“It will be very hard to [Vetevendosje] to promptly to meet the expectations,” she said, expecting the party to “face major resistance in the fight against corruption”.
“This complexity is further deepened by the fact that PDK will be in the opposition and might not be willing to cooperate in this process,” she added.
But corruption and the economy are not the new government’s only challenges.
Dealing with Serbia
Apart from issues at home, the new leadership also needs to deal with the question of rebooting dialogue with its hostile northern neighbour, Serbia.
Serbia has refused to recognise Kosovo’s independence and obstructs its international recognition.
Both Kosovo and Serbia aspire to join the EU, but relations between the neighbours remain strained as Serbia continues to consider Kosovo as its own territory.
“With the new appointees from the US – which are traditionally known as very close to [Kosovo President Hashim Thaci], and the uncertainty at the EU level, it will be challenging for Kurti to find his way in this process,” said Emini.
Kurti has criticised earlier governments for their approach towards Serbia in the EU-mediated dialogue that began in 2011.
A number of agreements were signed in Brussels between Kosovo and Serbia in those peace talks – from energy and the mutual recognition of higher education degrees to allowing free movement.
For Hehir, the new government needs to be firm in dealing with Serbia in order to check Belgrade’s aggressive campaign against Kosovo’s sovereignty.
“The EU clearly wants Serbia to join and appears to be willing to overlook Serbia’s ongoing interference in Kosovo’s internal affairs,” he said.
“It is a sustained campaign [by Serbia] to convince other states to derecognise Kosovo.”
Serbia’s forces killed more than 10,000 people in the Kosovo War, prompting a NATO intervention in March 1999 which drove Serbian forces out of the region months later in June.

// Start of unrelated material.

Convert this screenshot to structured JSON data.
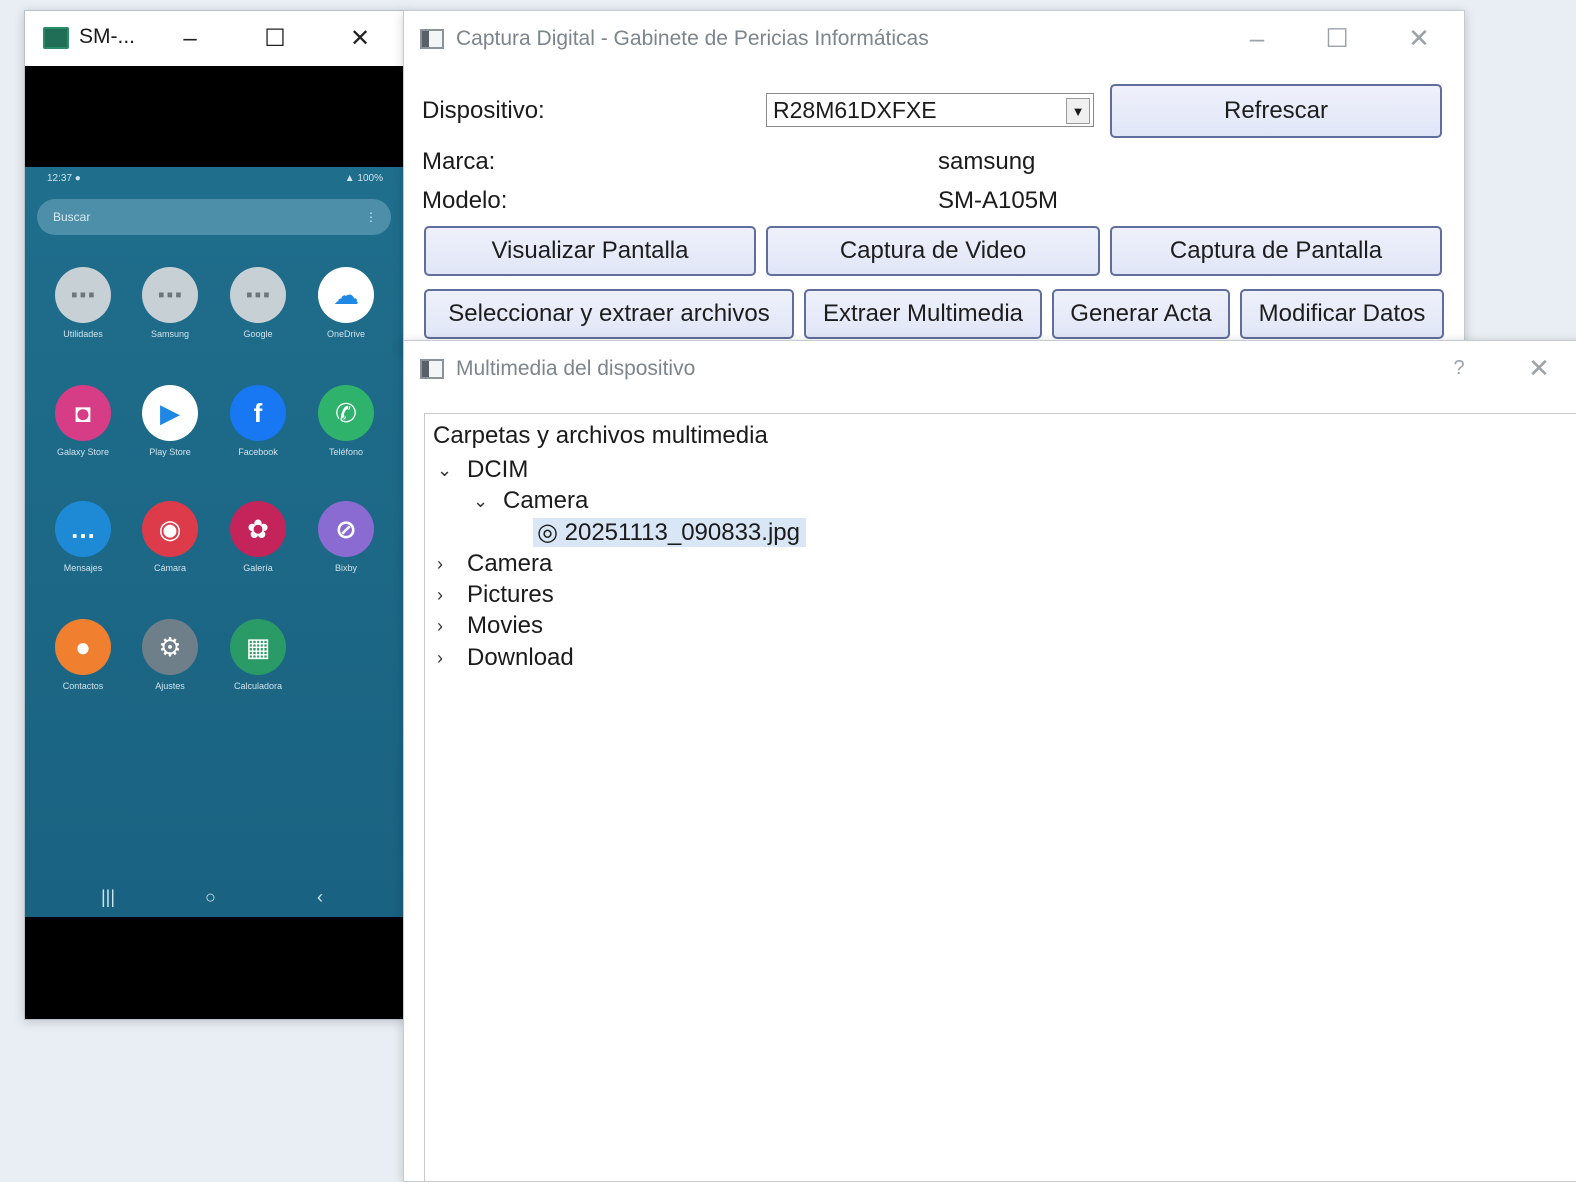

Serbia has never apologised for the war crimes committed under Slobodan Milosevic‘s rule.
Nearly five years later in 2005, Kurti founded Vetevendosje that sought self-determination for Kosovo and slammed the international presence, chiefly the UN administration, UNMIK.
His criticism mainly centred around the UN mission privatising Kosovo’s state-owned enterprises, which Kurti has pledged to investigate when he forms his government.
Kurti’s movement opposed the UN mission until 2008 when Kosovo declared itself a sovereign state.
For two years between 2008 and 2010, Kurti rejected Kosovo’s statehood, which he saw as a compromise in order to form a multiethnic state, when 90 percent of Kosovo Albanians resided in the country.
His Vetevendosje movement continued to call for unification with Albania.
Even on Sunday night in Pristina, red-and-black eagle Albanian flags dominated the celebrations by Kurti’s supporters.